[[ Provided material, beginning ]]

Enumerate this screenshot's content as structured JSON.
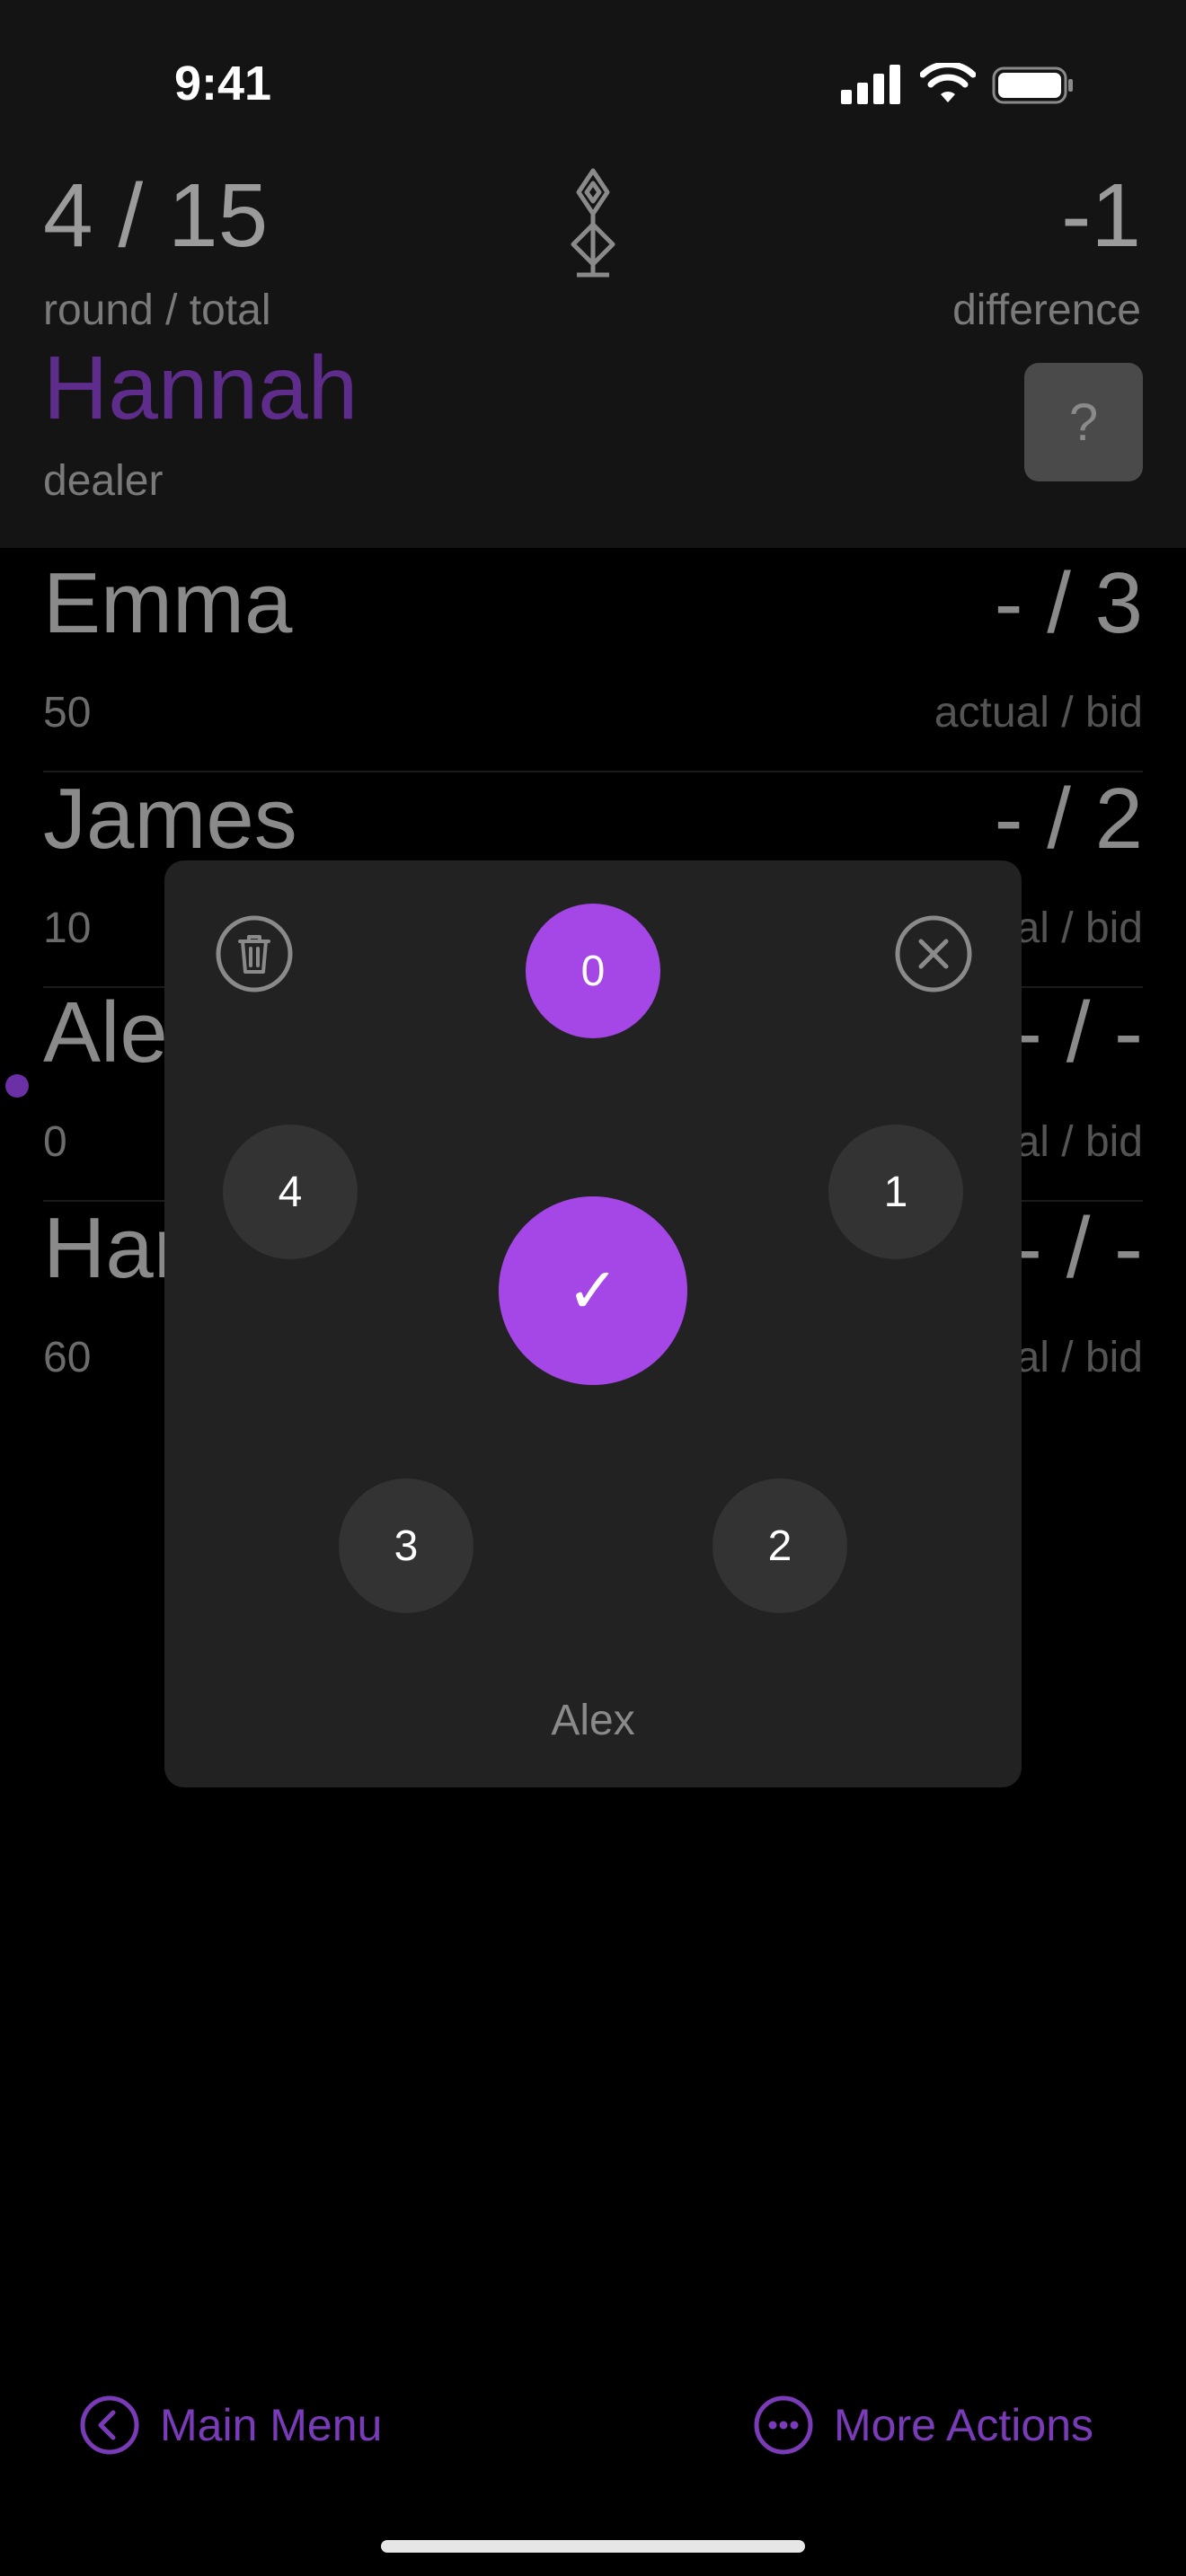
{
  "status_bar": {
    "time": "9:41"
  },
  "header": {
    "round": "4 / 15",
    "round_label": "round / total",
    "difference": "-1",
    "difference_label": "difference",
    "dealer_name": "Hannah",
    "dealer_label": "dealer",
    "help_label": "?"
  },
  "players": [
    {
      "name": "Emma",
      "score": "50",
      "bid": "- / 3",
      "label": "actual / bid"
    },
    {
      "name": "James",
      "score": "10",
      "bid": "- / 2",
      "label": "actual / bid"
    },
    {
      "name": "Alex",
      "score": "0",
      "bid": "- / -",
      "label": "actual / bid"
    },
    {
      "name": "Hannah",
      "score": "60",
      "bid": "- / -",
      "label": "actual / bid"
    }
  ],
  "picker": {
    "options": [
      "0",
      "1",
      "2",
      "3",
      "4"
    ],
    "selected": "0",
    "confirm_label": "✓",
    "player_name": "Alex"
  },
  "bottom_bar": {
    "main_menu": "Main Menu",
    "more_actions": "More Actions"
  },
  "colors": {
    "accent": "#a546e6",
    "accent_dim": "#7a3bb8",
    "dealer": "#5e2d8c"
  }
}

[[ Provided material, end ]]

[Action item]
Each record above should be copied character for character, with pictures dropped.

[Result]
Enumerate this screenshot's content as structured JSON.
{
  "status_bar": {
    "time": "9:41"
  },
  "header": {
    "round": "4 / 15",
    "round_label": "round / total",
    "difference": "-1",
    "difference_label": "difference",
    "dealer_name": "Hannah",
    "dealer_label": "dealer",
    "help_label": "?"
  },
  "players": [
    {
      "name": "Emma",
      "score": "50",
      "bid": "- / 3",
      "label": "actual / bid"
    },
    {
      "name": "James",
      "score": "10",
      "bid": "- / 2",
      "label": "actual / bid"
    },
    {
      "name": "Alex",
      "score": "0",
      "bid": "- / -",
      "label": "actual / bid"
    },
    {
      "name": "Hannah",
      "score": "60",
      "bid": "- / -",
      "label": "actual / bid"
    }
  ],
  "picker": {
    "options": [
      "0",
      "1",
      "2",
      "3",
      "4"
    ],
    "selected": "0",
    "confirm_label": "✓",
    "player_name": "Alex"
  },
  "bottom_bar": {
    "main_menu": "Main Menu",
    "more_actions": "More Actions"
  },
  "colors": {
    "accent": "#a546e6",
    "accent_dim": "#7a3bb8",
    "dealer": "#5e2d8c"
  }
}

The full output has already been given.